Silver Age Sentinels - Tri-Stat Version
Silver Age Sentinels - Tri-Stat Version Capsule Review by Denaes on 15/12/02
Style: 5 (Excellent!)
Substance: 4 (Meaty)
Very sweet game and system. At 350 pages (full pages size, not BESM size) I'd say its a steal!
Product: Silver Age Sentinels - Tri-Stat Version
Author: S. Kenson, M. MacKinnon, J. Mackintosh & J. scoble
Company/Publisher: Guardians of Order
Line: Silver Age Sentinels
Page count: 336
Year published: 2002
Comp copy?: no
Capsule Review by Denaes on 15/12/02
Genre tags: Modern day Superhero
I ran out and purchased this book on high praise and so far I'm not dissapointed.
Overall it looks very well done. There is a very nice layout to the book, complete with plenty of side bars and even some explainations on why something was done a certain way. I'm also happy that there are often points were the writers view is presented and then they mention an alternate optional way of doing it (presumeably from BESM or just another idea they had).
The super power section seems to be a combination of BESM and Hero, favoring simplicity. So far this is one of two points that kept this game from getting the highest marks. Its very well set up, though favors simplicity over balance and rules.
I've only done one test character, and he was done blindly. I closed the book and wrote down the concept, including how the powers worked and which he had. My task was to create it using the SAS system.
Overall the book lets you make what you want. I had my character all nice and fit. Then I got rules clarifications and found out the system was much more simple than I'd thought and had to redo my powers.
'purchasing' one power, I ended up with more points than when I started the power. It seems when you purchase something to modify a power, for better or worse, it doesn't effect the price of the power. Power Modifier Values (PMV's) just cost points on the side, seperate from your power and Defects just give you points on the side seperate from your power!
I think I had spent all of 15 points on a power and in using the rules to make the power do what I wanted it to do I had gotten back 18 points. Sure, in a RPG session, its the GMs job to arbitrate things.

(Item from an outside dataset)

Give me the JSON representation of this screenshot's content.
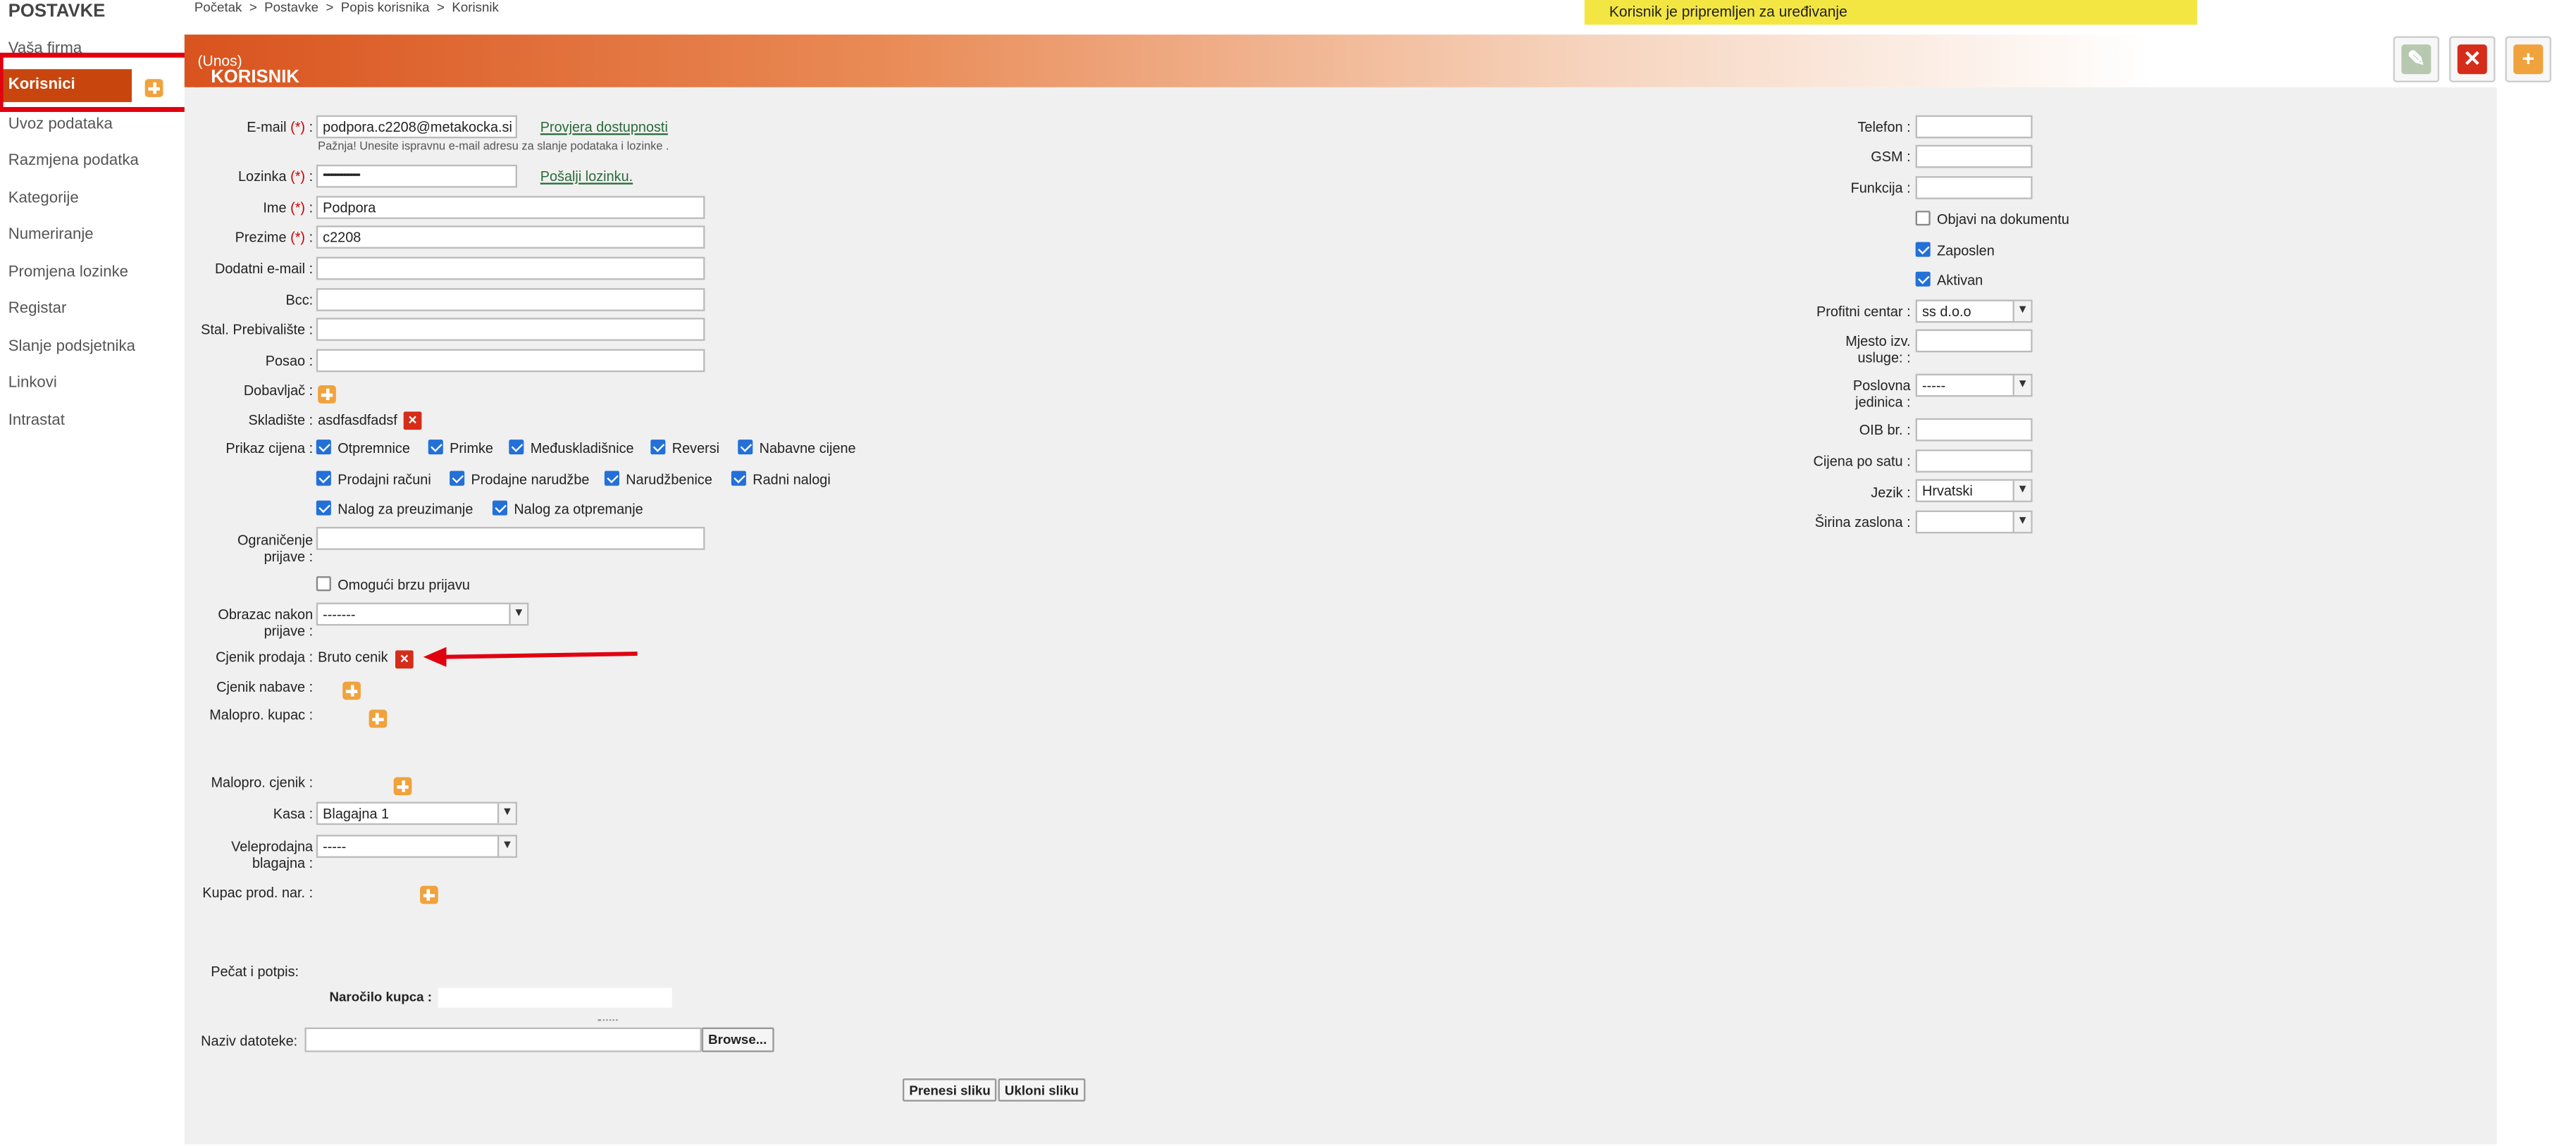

Normally its not his job to double check that in making the character the way he approved in the begining doesn't earn you points instead of costing them.
Also stemming from the same 'quirk' (I won't use problem as some like this idea) some of the Power Modifiers are super cheap. Instead of adding to the cost of the power per level, you just pay them off to the side. Honestly, I can see you paying over a hundred points for a power in some cases, though 40-70 seems more likely.
Given two identical powers, but with different modifiers, the costs are near identical.
For quick example, the deluxe version Nulify at 5th level (not to hard to get) would run you 60 points. To have it effect another person would cost an extra point saying you don't want to nullify your own powers. You can run it up to 67 points by giving it a duration of 5 rounds, area of effect of 10m and make it able to effect up to 5 people.
This is all very cool in that you can modify your power how you like it. 67 pts and you're set to go. The problem I had is that for 3 points more, you can effect up to 50 targets within a klick (km). Add another two points and its 10 klicks and 100 people! You're modifying the power, but its not modifying the cost of the power.
For myself, this was easily fixed. I very much give the Tri-Stat system props for being easily customizable. I just add the cost to any modifier to the Power's cost per level and subtract any defects cost from a power's cost per level. In fact, this is the way I'd done it before when I'd first made my character that came out perfect!
My second nitpick is the skills. having a single rank in a skill is supposed to represent you being about a Bathcalor or Masters degree in it. Thats an Awful large jump from not having it to being 4-6 year degree equivilent.
The skills range from 1 to 5 points. This in itself isn't a problem, but skills act on a 1:1 ratio along with stat. You add your stat to your skill for tasks. The main problem I'd had with this is that an average stat is 4 pts, and maximum human potential is 12 pts.
Right off the bat, this heavily weights any task toward attributes. In fact, if you had an attribute of 2 or 3, you'd need the equivilent of a masters degree work at a level of someone with an average stat of 4 with no skill. Its my opinion that the skills range should be extended at least to 10 to give more of a range (not just starting off at a 4 year degree) and not making things so stat heavy. This I'm not so sure would work, but in principal it would make much more sense and would at least balance the stat-skill ratio.
All this being said, this isn't a negative review. Just the fact that within a week of owning the book, I was able to modify one thing that didn't jive with me, the super power modifiers, and to no ill effect to the system or game. It just made powers with more modifiers more expensive.
Overall the power creation method works very well and should be able to achieve whatever you want through the use of modifiers and defects. The powers seem to start off with a wide array of applications and its very likely that you'll need to take a few Defects to weedle the power down into what you had envisioned.
I plan on using SAS for everything from fantasy to modern day horror to sci-fi.
Everything in the game is based on the same mechanic (for good or bad) which is rolling under your attribute on 2d10 with skill and bonus/penalty modifiers added in.
I'd wholeheartedly reccomend this to someone who wanted a supers game thats easy to use and very flexible